Right to Repair: Establish a Consumer Right to Repair & Enshrine it in Legislation
A Right to Repair for Australians will help our waste crisis
The first Right to Repair legislation was introduced in Massachusetts, USA in 2012 in response to demand from motorists and car repairers to have access to spare parts. Farmers are now driving the US Right to Repair social movement through their efforts to gain access to the data and software needed to repair tractors and machinery manufactured by John Deere.
In the following years, another 20 US States have tried to introduce Right to Repair legislation. They have been systematically challenged in court by companies such as Apple, Microsoft and Dyson.
In Europe a strong environmental agenda is driving the repair movement. An EU directive requires manufacturers to design products that minimise waste, save energy, are easier to repair and ultimately contribute to a sustainable circular economy. Soon, manufacturers will have to guarantee spare parts for 10 years for a range of white goods and lighting.
Sweden has introduced tax deductibility for the repair of larger household appliances and electronic items, and has reduced GST for repairs of items such as bikes and shoes.
These new European pieces of legislation are estimated to save 50 million tonnes of C02 emissions and create new jobs. Making goods more repairable and encouraging and facilitating the repair culture saves natural resources, reduces waste and brings the world closer to achieving a circular economy, where components and materials can be reused many times.
This will require a shift by businesses accustomed to generating ongoing revenue via ‘planned obsolescence’ or embedded copyrighted proprietary software. This practice is common in everyday devices, cars and agricultural equipment and makes it almost impossible to have such items repaired by anyone other than the manufacturer. According to the current practise, it is generally against manufacturers’ interests to allow customers the access to a cheap and easy fix. This industry will not self-regulate; legislative action is required to create a level playing field.
Although the Australian Government has a long way to go in terms of legislating for a ‘right to repair’, we are making progress.
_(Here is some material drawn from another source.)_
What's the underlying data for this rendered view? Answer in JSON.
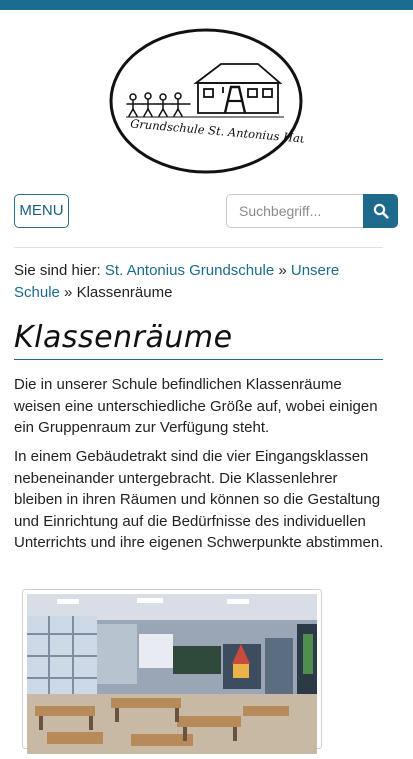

The Australian Competition and Consumer Commission (ACCC) won a legal claim under consumer law in 2018 against Apple, for making the iPhones and iPads of 257 customers inoperable after downloading software from a third party repairer. Apple was fined $9 million.
And the ACCC didn’t stop there. They expressed support for the mandatory sharing of car repair information, launching an inquiry to examine whether Australian farmers should have the right to repair their own machinery. Farmers are currently feeling the impact of being restricted by limited access to software and parts introduced by manufacturers.
And there are still more signs that Australia is moving towards a repair culture:
State governments are considering ways to promote a “circular economy”, in which materials circulate for longer and provisions are made to support reuse and repair;
A review of the Product Stewardship Act by the Department of Agriculture, Water and the Environment recommended broadening the Act’s objectives for product design improvements based on durability, reparability and re-usability;
By mid 2024 a Recycling Modernisation Fund will be set-up (it is important to note that waste avoidance and extended producer responsibility is not yet an integral part of this initiative);
As the US and EU experience has shown, Right to Repair legislation can offer an attractive alternative to the problem of overflowing, dangerous e-waste. As Australia’s resources grow scarce, while our recycling options continue to wane and our rubbish dumps continue to overflow, there is no time to lose.
So please, if you haven’t already, sign Bower Reuse & Repair’s petition addressed to treasurer Jim Chalmers and express your desire for the consumer’s right to repair to be enshrined in legislation.